● Work instructions:
Only lines holding the string "erforderlich" are wanted; copy each one from the material.

──────── Records for the exercise

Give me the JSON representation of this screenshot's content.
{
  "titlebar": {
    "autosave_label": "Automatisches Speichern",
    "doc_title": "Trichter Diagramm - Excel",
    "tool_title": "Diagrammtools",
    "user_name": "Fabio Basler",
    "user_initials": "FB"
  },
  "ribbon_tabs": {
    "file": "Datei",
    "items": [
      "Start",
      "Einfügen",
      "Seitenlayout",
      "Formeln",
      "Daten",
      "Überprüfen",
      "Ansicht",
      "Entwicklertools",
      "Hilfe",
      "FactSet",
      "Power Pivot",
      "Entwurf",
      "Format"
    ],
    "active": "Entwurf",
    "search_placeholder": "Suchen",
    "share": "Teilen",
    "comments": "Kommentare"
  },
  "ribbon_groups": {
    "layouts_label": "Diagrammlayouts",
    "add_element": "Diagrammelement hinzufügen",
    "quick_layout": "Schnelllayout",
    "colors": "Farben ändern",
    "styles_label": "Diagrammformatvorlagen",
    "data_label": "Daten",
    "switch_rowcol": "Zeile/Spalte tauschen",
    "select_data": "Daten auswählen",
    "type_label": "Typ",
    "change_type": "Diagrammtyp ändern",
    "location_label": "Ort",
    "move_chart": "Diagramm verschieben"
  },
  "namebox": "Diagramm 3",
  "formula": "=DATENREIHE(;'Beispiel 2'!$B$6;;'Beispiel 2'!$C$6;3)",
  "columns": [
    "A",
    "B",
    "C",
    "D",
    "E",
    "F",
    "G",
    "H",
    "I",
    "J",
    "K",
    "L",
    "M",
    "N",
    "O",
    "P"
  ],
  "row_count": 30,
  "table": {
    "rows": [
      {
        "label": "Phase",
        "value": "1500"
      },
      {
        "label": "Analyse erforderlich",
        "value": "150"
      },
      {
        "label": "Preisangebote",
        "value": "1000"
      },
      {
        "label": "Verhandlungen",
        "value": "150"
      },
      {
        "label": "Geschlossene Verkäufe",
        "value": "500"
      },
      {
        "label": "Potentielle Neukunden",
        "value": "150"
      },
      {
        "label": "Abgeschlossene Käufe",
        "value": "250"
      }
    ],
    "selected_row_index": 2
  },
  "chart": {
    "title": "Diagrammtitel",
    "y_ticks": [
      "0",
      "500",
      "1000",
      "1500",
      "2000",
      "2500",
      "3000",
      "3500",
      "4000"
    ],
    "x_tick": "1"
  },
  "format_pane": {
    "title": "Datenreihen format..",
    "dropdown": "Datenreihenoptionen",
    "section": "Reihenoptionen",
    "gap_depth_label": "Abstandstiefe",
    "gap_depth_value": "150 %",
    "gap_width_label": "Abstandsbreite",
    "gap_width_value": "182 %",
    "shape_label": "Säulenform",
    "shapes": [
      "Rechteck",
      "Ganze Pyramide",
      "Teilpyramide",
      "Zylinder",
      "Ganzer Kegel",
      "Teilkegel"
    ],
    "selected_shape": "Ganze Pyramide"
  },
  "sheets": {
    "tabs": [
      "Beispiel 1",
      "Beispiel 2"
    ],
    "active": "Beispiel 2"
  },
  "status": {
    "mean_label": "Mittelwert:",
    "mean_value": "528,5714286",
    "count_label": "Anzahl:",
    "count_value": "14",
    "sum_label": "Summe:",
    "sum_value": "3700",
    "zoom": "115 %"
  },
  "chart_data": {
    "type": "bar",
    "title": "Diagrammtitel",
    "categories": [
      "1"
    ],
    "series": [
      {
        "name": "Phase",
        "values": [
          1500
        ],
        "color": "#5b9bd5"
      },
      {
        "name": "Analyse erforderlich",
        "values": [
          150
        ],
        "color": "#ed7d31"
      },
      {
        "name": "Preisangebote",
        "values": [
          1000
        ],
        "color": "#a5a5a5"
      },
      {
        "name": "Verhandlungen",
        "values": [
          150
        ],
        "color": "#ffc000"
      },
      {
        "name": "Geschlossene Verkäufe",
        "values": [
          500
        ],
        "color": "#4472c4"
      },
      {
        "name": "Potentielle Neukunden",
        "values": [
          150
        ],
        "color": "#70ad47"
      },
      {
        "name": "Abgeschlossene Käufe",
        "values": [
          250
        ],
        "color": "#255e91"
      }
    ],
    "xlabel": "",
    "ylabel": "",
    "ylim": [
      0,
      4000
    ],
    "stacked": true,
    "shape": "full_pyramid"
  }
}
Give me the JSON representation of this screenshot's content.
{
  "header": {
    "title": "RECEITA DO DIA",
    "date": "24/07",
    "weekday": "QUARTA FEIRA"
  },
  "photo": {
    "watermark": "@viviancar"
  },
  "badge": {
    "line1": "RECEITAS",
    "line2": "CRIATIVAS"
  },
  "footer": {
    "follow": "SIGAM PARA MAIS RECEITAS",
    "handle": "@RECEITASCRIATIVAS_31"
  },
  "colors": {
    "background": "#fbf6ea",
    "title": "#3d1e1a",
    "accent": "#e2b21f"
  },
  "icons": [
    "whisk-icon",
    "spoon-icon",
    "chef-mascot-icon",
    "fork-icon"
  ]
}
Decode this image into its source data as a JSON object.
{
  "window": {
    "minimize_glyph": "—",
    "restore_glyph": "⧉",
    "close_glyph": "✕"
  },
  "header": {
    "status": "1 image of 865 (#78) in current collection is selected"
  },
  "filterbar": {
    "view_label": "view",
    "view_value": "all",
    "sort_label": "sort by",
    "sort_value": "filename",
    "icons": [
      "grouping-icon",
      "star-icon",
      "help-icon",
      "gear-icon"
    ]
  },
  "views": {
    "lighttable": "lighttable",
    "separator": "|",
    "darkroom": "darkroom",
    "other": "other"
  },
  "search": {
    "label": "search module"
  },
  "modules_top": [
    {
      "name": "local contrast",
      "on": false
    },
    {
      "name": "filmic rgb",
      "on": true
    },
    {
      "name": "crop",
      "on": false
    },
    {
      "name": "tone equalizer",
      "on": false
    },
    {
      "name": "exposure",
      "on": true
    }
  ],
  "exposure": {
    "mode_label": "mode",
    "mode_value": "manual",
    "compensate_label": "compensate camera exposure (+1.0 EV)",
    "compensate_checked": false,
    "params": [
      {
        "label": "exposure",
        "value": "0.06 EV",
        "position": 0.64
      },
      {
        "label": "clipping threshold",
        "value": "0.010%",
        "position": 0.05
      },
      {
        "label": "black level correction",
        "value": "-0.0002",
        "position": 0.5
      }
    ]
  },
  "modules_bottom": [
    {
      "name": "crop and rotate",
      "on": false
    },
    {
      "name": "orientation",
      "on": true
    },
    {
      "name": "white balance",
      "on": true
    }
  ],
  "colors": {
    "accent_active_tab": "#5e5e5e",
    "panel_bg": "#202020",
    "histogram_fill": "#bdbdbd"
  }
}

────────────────

● Solution to the exercise:
        "label": "Analyse erforderlich",
        "name": "Analyse erforderlich",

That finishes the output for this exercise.